This predilection for pale features doesn’t entirely spring from nowhere. Asia has a long history of desiring and working to cultivate such an aesthetic, from the lead-based paint used for centuries to create the pale complexions of geishas, to contemporary high-tech Korean beauty products that promote skin ‘lightening’. In the Far East, there can also be a perception of otherness when it comes to those from the West, with many travelers to the region treated with an unexpected level of curiosity. Even anime, one of Japan’s largest and most influential cultural exports, often features characters who bear little resemblance to their creators—Sailor Moon’s long blonde hair and crystalline blue eyes do not read as particularly Japanese. For Kawakubo, who grew up in the devastation and eventual rebuilding of post-WWII Japan, there is no doubt that she was inundated by images and popular music from the West at a young age (as evidenced by collections that reference musicians ranging from The Beatles to The Rolling Stones to Jamie Reid). Her clothes often riff on Japanese concepts of wabi-sabi, spirituality and impermanence, but her beauty standards appear largely adopted from the Eurocentric Western Hemisphere transported to her via magazine advertisements and television during childhood. This is just one of the many dichotomies that appear within her oeuvre—a body of work that claims disdain for feminism yet creates an ideal light years away from any traditionally male notion of allure, and seeks to create wholly new things without precedent yet calls on countless facets of the historical canon, whether in cultural significance or material fabrication.
One of the more interesting aspects of this tale is why 1994 seemed to act as a cutoff date for most models of color, especially black models, with each successive year growing more homogenous. Black models were never strong in number, but at least they were present. It’s impossible to fully comprehend this aspect of Kawakubo’s decision-making process, yet it must be addressed for both ethical and practical rationales, especially since a sizable portion of the brand’s base and public proponents are people of color—no one wore the label better on the 2017 Met Gala red carpet dedicated to Kawakubo than Rihanna and Tracee Ellis Ross.
I am not Ms. Kawakubo and I cannot pretend to know her motivations or inclinations. Perhaps her casting is due to an outdated misconception that in order to present a cohesive vision, one must have similar bodies to showcase the clothes, or perhaps Kawakubo has been horribly misled by casting directors not as free-thinking as their employer. Whatever the reasoning, there must be some level of intention behind it as it would otherwise be impossible to go more than two decades without hiring a single black person—for that, Kawakubo must accept responsibility. The fashion community cannot allow one of its resident geniuses to escape culpability simply because of her brilliant work.
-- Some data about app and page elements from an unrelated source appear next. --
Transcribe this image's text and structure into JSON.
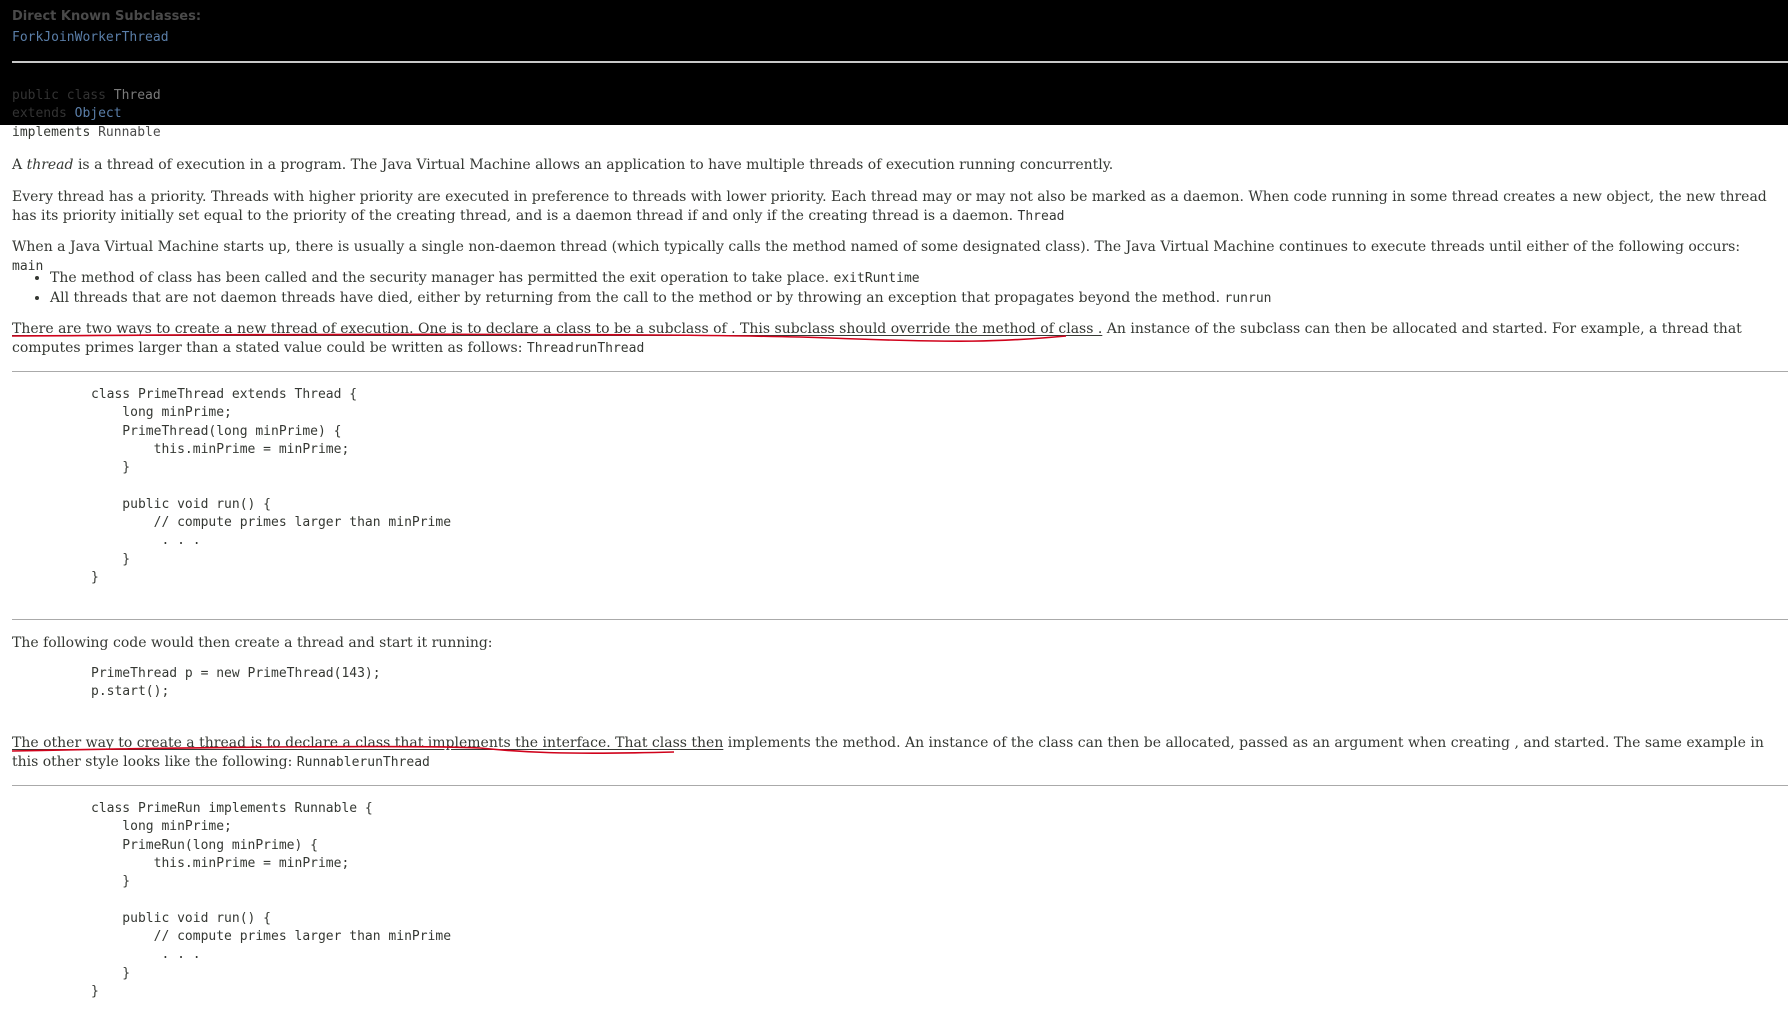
{
  "header": {
    "subclasses_label": "Direct Known Subclasses:",
    "subclass_link": "ForkJoinWorkerThread",
    "decl_public_class": "public class ",
    "decl_class_name": "Thread",
    "decl_extends": "extends ",
    "decl_object": "Object",
    "decl_implements": "implements ",
    "decl_runnable": "Runnable"
  },
  "paragraphs": {
    "p1_pre": "A ",
    "p1_em": "thread",
    "p1_post": " is a thread of execution in a program. The Java Virtual Machine allows an application to have multiple threads of execution running concurrently.",
    "p2_text": "Every thread has a priority. Threads with higher priority are executed in preference to threads with lower priority. Each thread may or may not also be marked as a daemon. When code running in some thread creates a new object, the new thread has its priority initially set equal to the priority of the creating thread, and is a daemon thread if and only if the creating thread is a daemon. ",
    "p2_code": "Thread",
    "p3_text": "When a Java Virtual Machine starts up, there is usually a single non-daemon thread (which typically calls the method named of some designated class). The Java Virtual Machine continues to execute threads until either of the following occurs: ",
    "p3_code": "main",
    "bullet1_text": "The method of class has been called and the security manager has permitted the exit operation to take place. ",
    "bullet1_code": "exitRuntime",
    "bullet2_text": "All threads that are not daemon threads have died, either by returning from the call to the method or by throwing an exception that propagates beyond the method. ",
    "bullet2_code": "runrun",
    "p4_underlined": "There are two ways to create a new thread of execution. One is to declare a class to be a subclass of . This subclass should override the method of class .",
    "p4_rest": " An instance of the subclass can then be allocated and started. For example, a thread that computes primes larger than a stated value could be written as follows: ",
    "p4_code": "ThreadrunThread",
    "p5_text": "The following code would then create a thread and start it running:",
    "p6_underlined": "The other way to create a thread is to declare a class that implements the interface. That class then",
    "p6_rest": " implements the method. An instance of the class can then be allocated, passed as an argument when creating , and started. The same example in this other style looks like the following: ",
    "p6_code": "RunnablerunThread"
  },
  "code_blocks": {
    "prime_thread": "class PrimeThread extends Thread {\n    long minPrime;\n    PrimeThread(long minPrime) {\n        this.minPrime = minPrime;\n    }\n\n    public void run() {\n        // compute primes larger than minPrime\n         . . .\n    }\n}",
    "start_thread": "PrimeThread p = new PrimeThread(143);\np.start();",
    "prime_run": "class PrimeRun implements Runnable {\n    long minPrime;\n    PrimeRun(long minPrime) {\n        this.minPrime = minPrime;\n    }\n\n    public void run() {\n        // compute primes larger than minPrime\n         . . .\n    }\n}"
  },
  "colors": {
    "link": "#5a7ea8",
    "annotation": "#d0021b",
    "header_bg": "#000000"
  }
}
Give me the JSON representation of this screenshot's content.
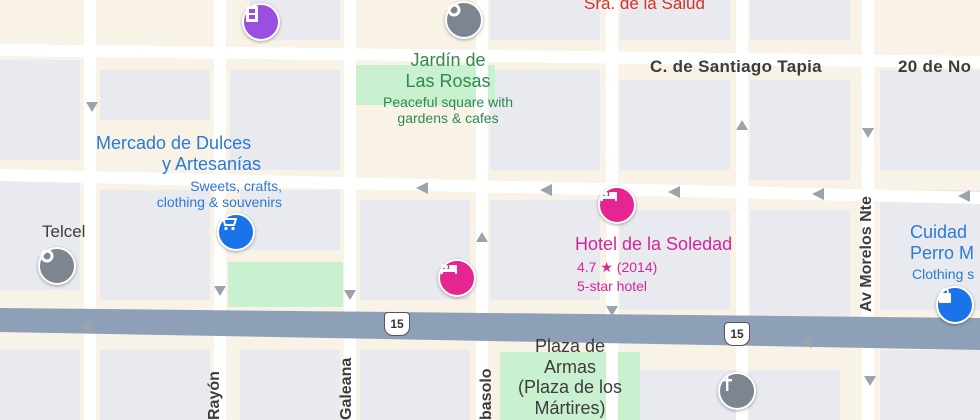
{
  "streets": {
    "santiago_tapia": "C. de Santiago Tapia",
    "veinte_de_no": "20 de No",
    "av_morelos": "Av Morelos Nte",
    "rayon": "Rayón",
    "galeana": "Galeana",
    "abasolo": "basolo"
  },
  "highway": {
    "route_number": "15"
  },
  "pois": {
    "top_red": "Sra. de la Salud",
    "jardin": {
      "title_line1": "Jardín de",
      "title_line2": "Las Rosas",
      "sub_line1": "Peaceful square with",
      "sub_line2": "gardens & cafes"
    },
    "mercado": {
      "title_line1": "Mercado de Dulces",
      "title_line2": "y Artesanías",
      "sub_line1": "Sweets, crafts,",
      "sub_line2": "clothing & souvenirs"
    },
    "telcel": "Telcel",
    "hotel": {
      "title": "Hotel de la Soledad",
      "rating": "4.7 ★ (2014)",
      "type": "5-star hotel"
    },
    "cuidad": {
      "title_line1": "Cuidad",
      "title_line2": "Perro M",
      "sub": "Clothing s"
    },
    "plaza": {
      "line1": "Plaza de",
      "line2": "Armas",
      "line3": "(Plaza de los",
      "line4": "Mártires)"
    }
  },
  "colors": {
    "land": "#f8f3e6",
    "block": "#f5eedc",
    "building": "#e9eaef",
    "road": "#ffffff",
    "highway": "#8ea0b7",
    "park": "#c9f0cf",
    "pink": "#d6249a",
    "blue": "#2a7ad6",
    "green": "#2f8a4d",
    "grey_pin": "#7c8590",
    "purple_pin": "#9b4fe0"
  },
  "icons": {
    "film": "film-icon",
    "cart": "shopping-cart-icon",
    "bed": "bed-icon",
    "pin": "place-icon",
    "bag": "shopping-bag-icon",
    "church": "church-icon"
  }
}
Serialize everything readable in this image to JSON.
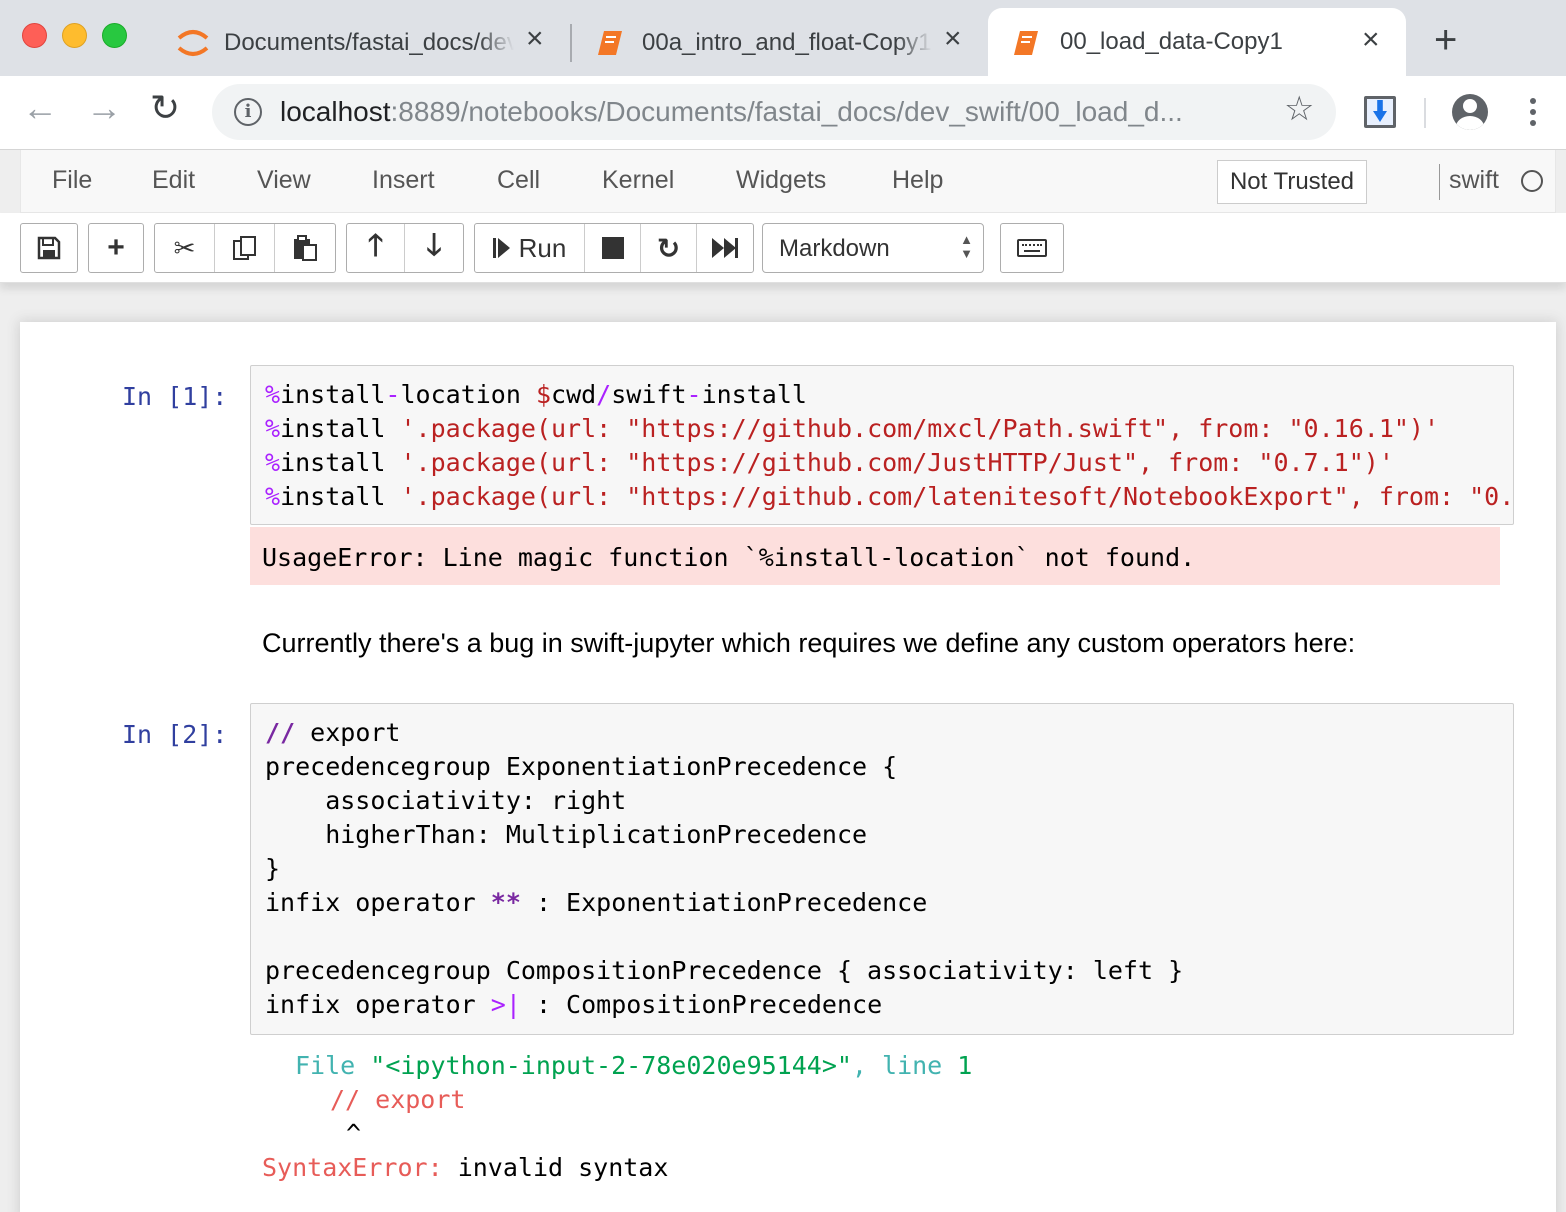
{
  "browser": {
    "tabs": [
      {
        "title": "Documents/fastai_docs/dev_swift/",
        "icon": "jupyter-logo-icon"
      },
      {
        "title": "00a_intro_and_float-Copy1",
        "icon": "notebook-icon"
      },
      {
        "title": "00_load_data-Copy1",
        "icon": "notebook-icon",
        "active": true
      }
    ],
    "url_host": "localhost",
    "url_rest": ":8889/notebooks/Documents/fastai_docs/dev_swift/00_load_d..."
  },
  "jupyter": {
    "menu": [
      "File",
      "Edit",
      "View",
      "Insert",
      "Cell",
      "Kernel",
      "Widgets",
      "Help"
    ],
    "trust_label": "Not Trusted",
    "kernel_name": "swift",
    "run_label": "Run",
    "cell_type": "Markdown"
  },
  "cells": {
    "cell1": {
      "prompt": "In [1]:",
      "error": "UsageError: Line magic function `%install-location` not found."
    },
    "markdown": "Currently there's a bug in swift-jupyter which requires we define any custom operators here:",
    "cell2": {
      "prompt": "In [2]:",
      "traceback_file": "File",
      "traceback_path": "\"<ipython-input-2-78e020e95144>\"",
      "traceback_line_word": ", line",
      "traceback_line_no": "1",
      "traceback_code": "// export",
      "traceback_caret": "^",
      "error_type": "SyntaxError:",
      "error_msg": "invalid syntax"
    }
  },
  "colors": {
    "prompt": "#303f9f",
    "error_bg": "#fddfdd",
    "keyword": "#7928a1",
    "string": "#ba2121"
  }
}
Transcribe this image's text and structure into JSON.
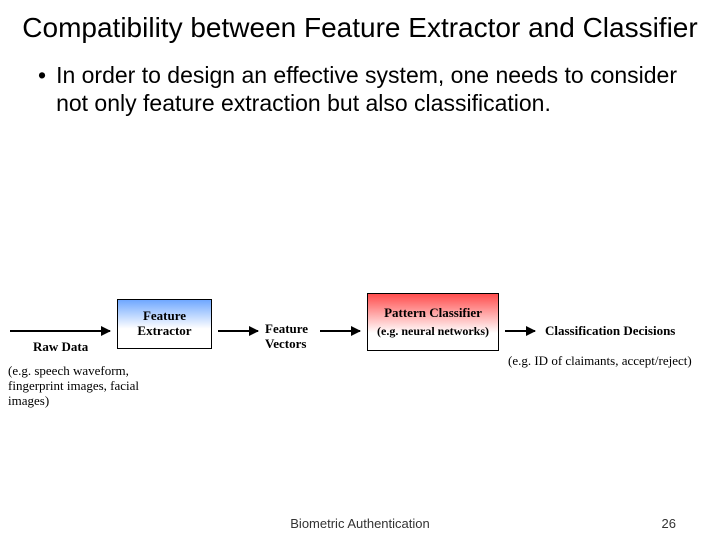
{
  "title": "Compatibility between Feature Extractor and Classifier",
  "bullet": "In order to design an effective system, one needs to consider not only feature extraction but also classification.",
  "diagram": {
    "raw_data_label": "Raw Data",
    "raw_data_sub": "(e.g. speech waveform, fingerprint images, facial images)",
    "feature_extractor_line1": "Feature",
    "feature_extractor_line2": "Extractor",
    "feature_vectors_line1": "Feature",
    "feature_vectors_line2": "Vectors",
    "pattern_classifier": "Pattern Classifier",
    "pattern_classifier_sub": "(e.g. neural networks)",
    "decisions_label": "Classification Decisions",
    "decisions_sub": "(e.g. ID of claimants, accept/reject)"
  },
  "footer": {
    "title": "Biometric Authentication",
    "page": "26"
  }
}
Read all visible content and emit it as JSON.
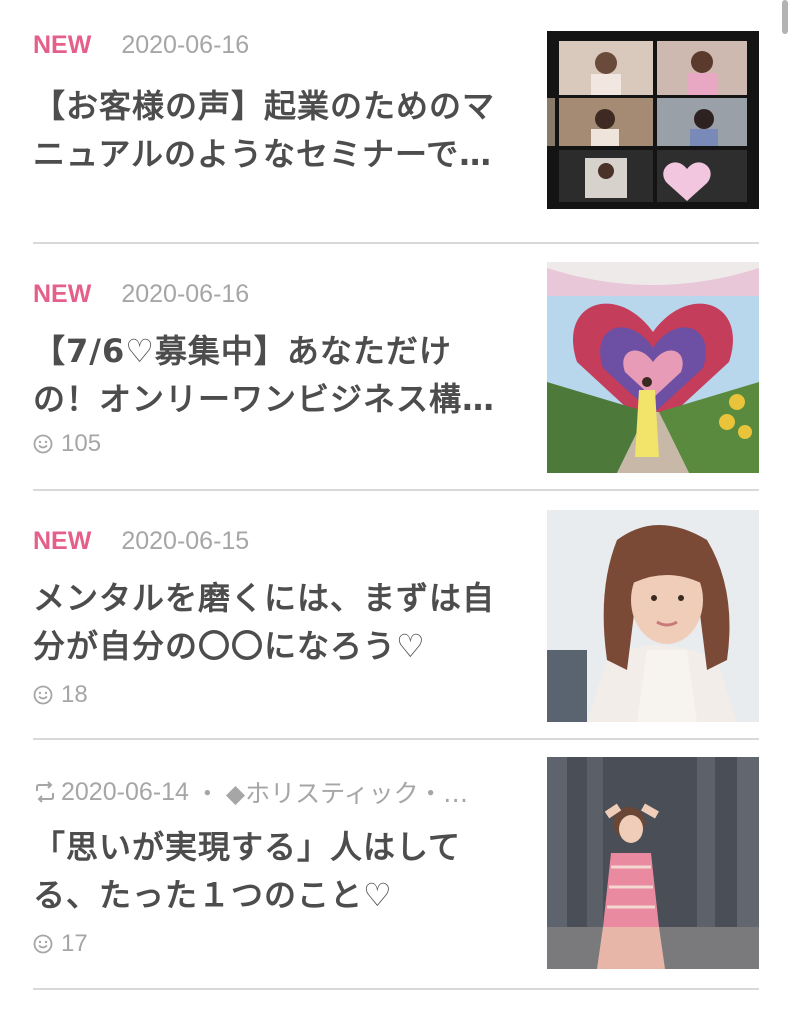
{
  "entries": [
    {
      "badge": "NEW",
      "date": "2020-06-16",
      "title": "【お客様の声】起業のためのマニュアルのようなセミナーで…",
      "thumbnail_icon": "video-call-grid-photo"
    },
    {
      "badge": "NEW",
      "date": "2020-06-16",
      "title": "【7/6♡募集中】あなただけの！オンリーワンビジネス構築…",
      "reactions": "105",
      "thumbnail_icon": "flower-heart-arch-photo"
    },
    {
      "badge": "NEW",
      "date": "2020-06-15",
      "title": "メンタルを磨くには、まずは自分が自分の〇〇になろう♡",
      "reactions": "18",
      "thumbnail_icon": "portrait-photo"
    },
    {
      "date": "2020-06-14",
      "separator": "・",
      "category": "◆ホリスティック・…",
      "title": "「思いが実現する」人はしてる、たった１つのこと♡",
      "reactions": "17",
      "thumbnail_icon": "woman-posing-photo"
    }
  ],
  "colors": {
    "badge": "#e4608a",
    "meta": "#a6a6a6",
    "title": "#4d4d4d",
    "divider": "#d9d9d9"
  }
}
If Kawakubo hopes to actualize a brand ethos free from the expectations and societal norms that cause so much pain in the real world, then it is long past time she abandon the kind of racist casting that suggests the only beauty worth anything is lily white.